TASK BRIEF:
Report back each line of the data that contains the word "кабинета".

BEGIN RECORDS FOR THIS TASK

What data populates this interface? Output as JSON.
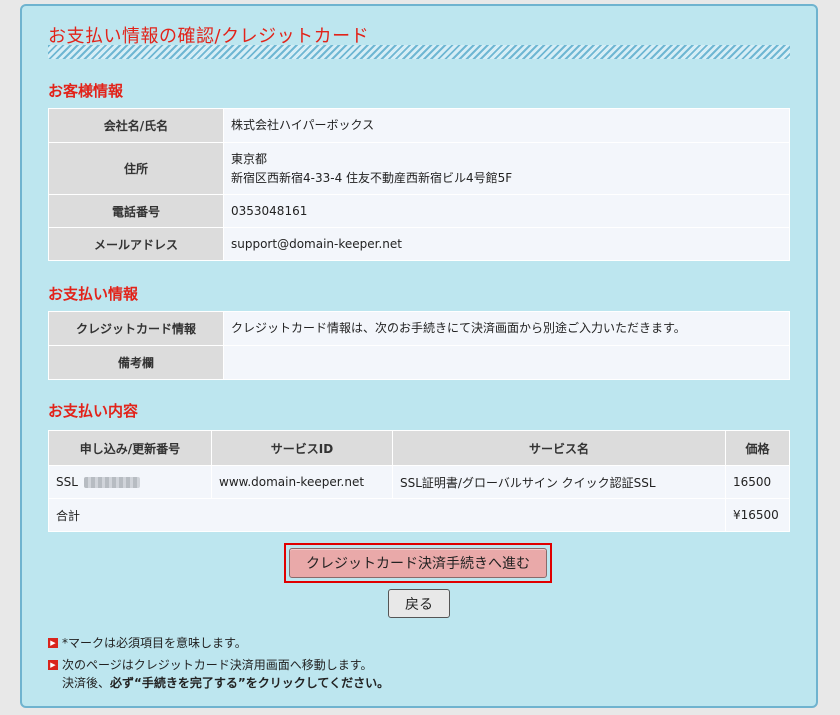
{
  "page": {
    "title": "お支払い情報の確認/クレジットカード"
  },
  "customer": {
    "heading": "お客様情報",
    "rows": [
      {
        "label": "会社名/氏名",
        "value": "株式会社ハイパーボックス"
      },
      {
        "label": "住所",
        "value_line1": "東京都",
        "value_line2": "新宿区西新宿4-33-4 住友不動産西新宿ビル4号館5F"
      },
      {
        "label": "電話番号",
        "value": "0353048161"
      },
      {
        "label": "メールアドレス",
        "value": "support@domain-keeper.net"
      }
    ]
  },
  "payment_info": {
    "heading": "お支払い情報",
    "rows": [
      {
        "label": "クレジットカード情報",
        "value": "クレジットカード情報は、次のお手続きにて決済画面から別途ご入力いただきます。"
      },
      {
        "label": "備考欄",
        "value": ""
      }
    ]
  },
  "payment_details": {
    "heading": "お支払い内容",
    "columns": [
      "申し込み/更新番号",
      "サービスID",
      "サービス名",
      "価格"
    ],
    "rows": [
      {
        "number_prefix": "SSL",
        "service_id": "www.domain-keeper.net",
        "service_name": "SSL証明書/グローバルサイン クイック認証SSL",
        "price": "16500"
      }
    ],
    "total_label": "合計",
    "total_value": "¥16500"
  },
  "buttons": {
    "proceed": "クレジットカード決済手続きへ進む",
    "back": "戻る"
  },
  "notes": {
    "note1": "*マークは必須項目を意味します。",
    "note2_line1": "次のページはクレジットカード決済用画面へ移動します。",
    "note2_line2_prefix": "決済後、",
    "note2_line2_bold": "必ず“手続きを完了する”をクリックしてください。"
  },
  "colors": {
    "accent_red": "#e2231a",
    "panel_bg": "#bde6ef",
    "button_proceed": "#e9a9a9"
  }
}
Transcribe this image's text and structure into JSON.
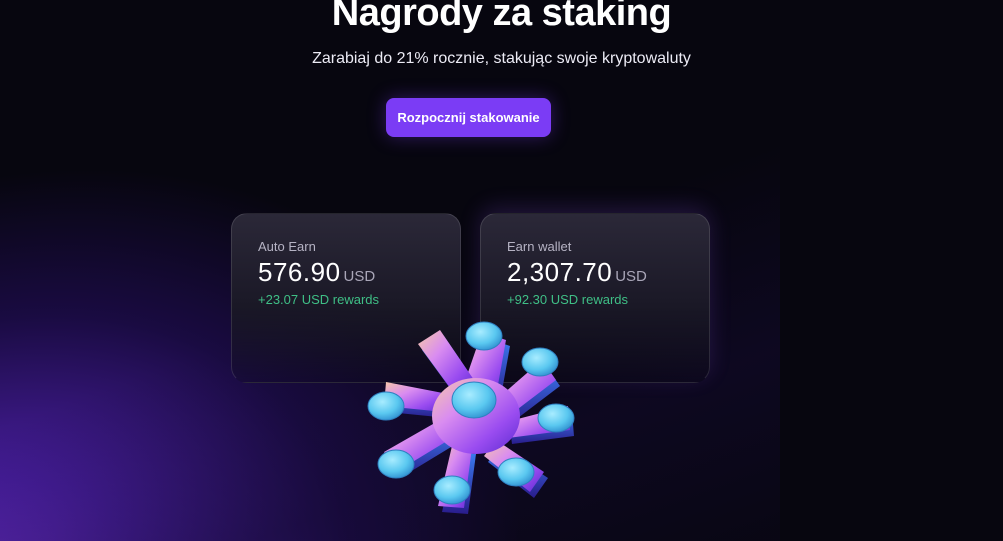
{
  "hero": {
    "title": "Nagrody za staking",
    "subtitle": "Zarabiaj do 21% rocznie, stakując swoje kryptowaluty",
    "cta_label": "Rozpocznij stakowanie"
  },
  "cards": [
    {
      "label": "Auto Earn",
      "amount": "576.90",
      "currency": "USD",
      "rewards": "+23.07 USD rewards"
    },
    {
      "label": "Earn wallet",
      "amount": "2,307.70",
      "currency": "USD",
      "rewards": "+92.30 USD rewards"
    }
  ],
  "colors": {
    "background": "#07060f",
    "accent": "#7b3cf5",
    "rewards_green": "#3fbf86"
  },
  "decor": {
    "illustration": "asterisk-token-icon"
  }
}
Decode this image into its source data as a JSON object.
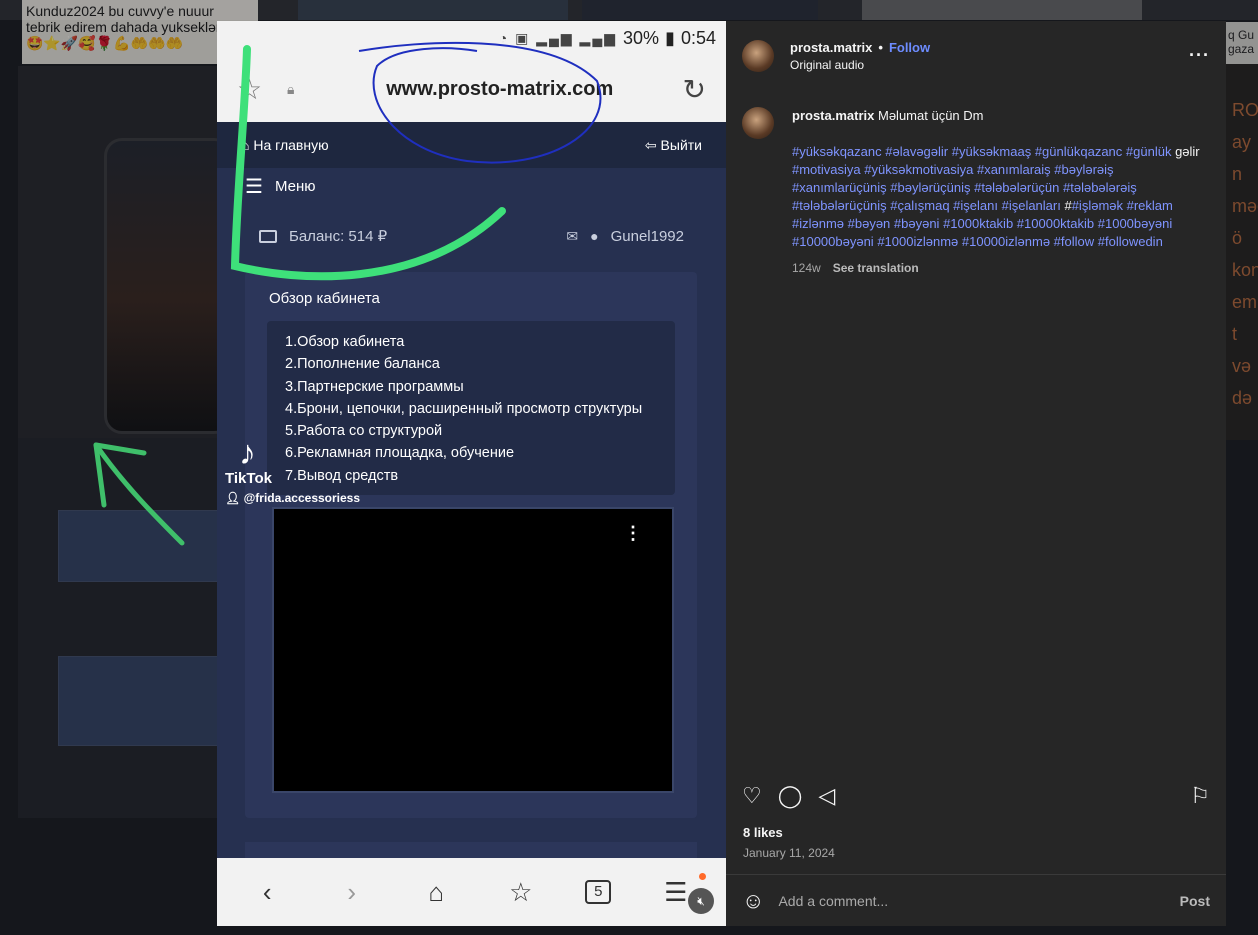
{
  "background": {
    "chat_lines": [
      "Kunduz2024 bu cuvvy'e nuuur",
      "tebrik edirem dahada yuksekləre",
      "🤩⭐🚀🥰🌹💪🤲🤲🤲"
    ],
    "right_top_text": "q Gu gaza",
    "right_panel_text": [
      "ROS",
      "ay n",
      "məc",
      "ö",
      "kon",
      "emb",
      "t və",
      "də"
    ]
  },
  "phone": {
    "status": {
      "battery": "30%",
      "time": "0:54"
    },
    "url": "www.prosto-matrix.com",
    "site": {
      "home_label": "На главную",
      "logout_label": "Выйти",
      "menu_label": "Меню",
      "balance_label": "Баланс: 514 ₽",
      "username": "Gunel1992",
      "cabinet_title": "Обзор кабинета",
      "cabinet_items": [
        "1.Обзор кабинета",
        "2.Пополнение баланса",
        "3.Партнерские программы",
        "4.Брони, цепочки, расширенный просмотр структуры",
        "5.Работа со структурой",
        "6.Рекламная площадка, обучение",
        "7.Вывод средств"
      ]
    },
    "tiktok": {
      "brand": "TikTok",
      "user": "@frida.accessoriess"
    },
    "nav_tabs_count": "5"
  },
  "post": {
    "username": "prosta.matrix",
    "separator": "•",
    "follow_label": "Follow",
    "audio": "Original audio",
    "caption_text": "Məlumat üçün Dm",
    "hashtags": [
      {
        "t": "#yüksəkqazanc ",
        "plain": false
      },
      {
        "t": "#əlavəgəlir ",
        "plain": false
      },
      {
        "t": "#yüksəkmaaş ",
        "plain": false
      },
      {
        "t": "#günlükqazanc ",
        "plain": false
      },
      {
        "t": "#günlük ",
        "plain": false
      },
      {
        "t": "gəlir ",
        "plain": true
      },
      {
        "t": "#motivasiya ",
        "plain": false
      },
      {
        "t": "#yüksəkmotivasiya ",
        "plain": false
      },
      {
        "t": "#xanımlaraiş ",
        "plain": false
      },
      {
        "t": "#bəylərəiş ",
        "plain": false
      },
      {
        "t": "#xanımlarüçüniş ",
        "plain": false
      },
      {
        "t": "#bəylərüçüniş ",
        "plain": false
      },
      {
        "t": "#tələbələrüçün ",
        "plain": false
      },
      {
        "t": "#tələbələrəiş ",
        "plain": false
      },
      {
        "t": "#tələbələrüçüniş ",
        "plain": false
      },
      {
        "t": "#çalışmaq ",
        "plain": false
      },
      {
        "t": "#işelanı ",
        "plain": false
      },
      {
        "t": "#işelanları ",
        "plain": false
      },
      {
        "t": "#",
        "plain": true
      },
      {
        "t": "#işləmək ",
        "plain": false
      },
      {
        "t": "#reklam ",
        "plain": false
      },
      {
        "t": "#izlənmə ",
        "plain": false
      },
      {
        "t": "#bəyən ",
        "plain": false
      },
      {
        "t": "#bəyəni ",
        "plain": false
      },
      {
        "t": "#1000ktakib ",
        "plain": false
      },
      {
        "t": "#10000ktakib ",
        "plain": false
      },
      {
        "t": "#1000bəyəni ",
        "plain": false
      },
      {
        "t": "#10000bəyəni ",
        "plain": false
      },
      {
        "t": "#1000izlənmə ",
        "plain": false
      },
      {
        "t": "#10000izlənmə ",
        "plain": false
      },
      {
        "t": "#follow ",
        "plain": false
      },
      {
        "t": "#followedin",
        "plain": false
      }
    ],
    "age": "124w",
    "see_translation": "See translation",
    "likes": "8 likes",
    "date": "January 11, 2024",
    "comment_placeholder": "Add a comment...",
    "post_button": "Post",
    "icons": [
      "heart-icon",
      "comment-icon",
      "share-icon",
      "bookmark-icon",
      "more-icon",
      "emoji-icon"
    ]
  }
}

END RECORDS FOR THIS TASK

SOLUTION TO THIS PROBLEM:
      "cabinet_title": "Обзор кабинета",
        "1.Обзор кабинета",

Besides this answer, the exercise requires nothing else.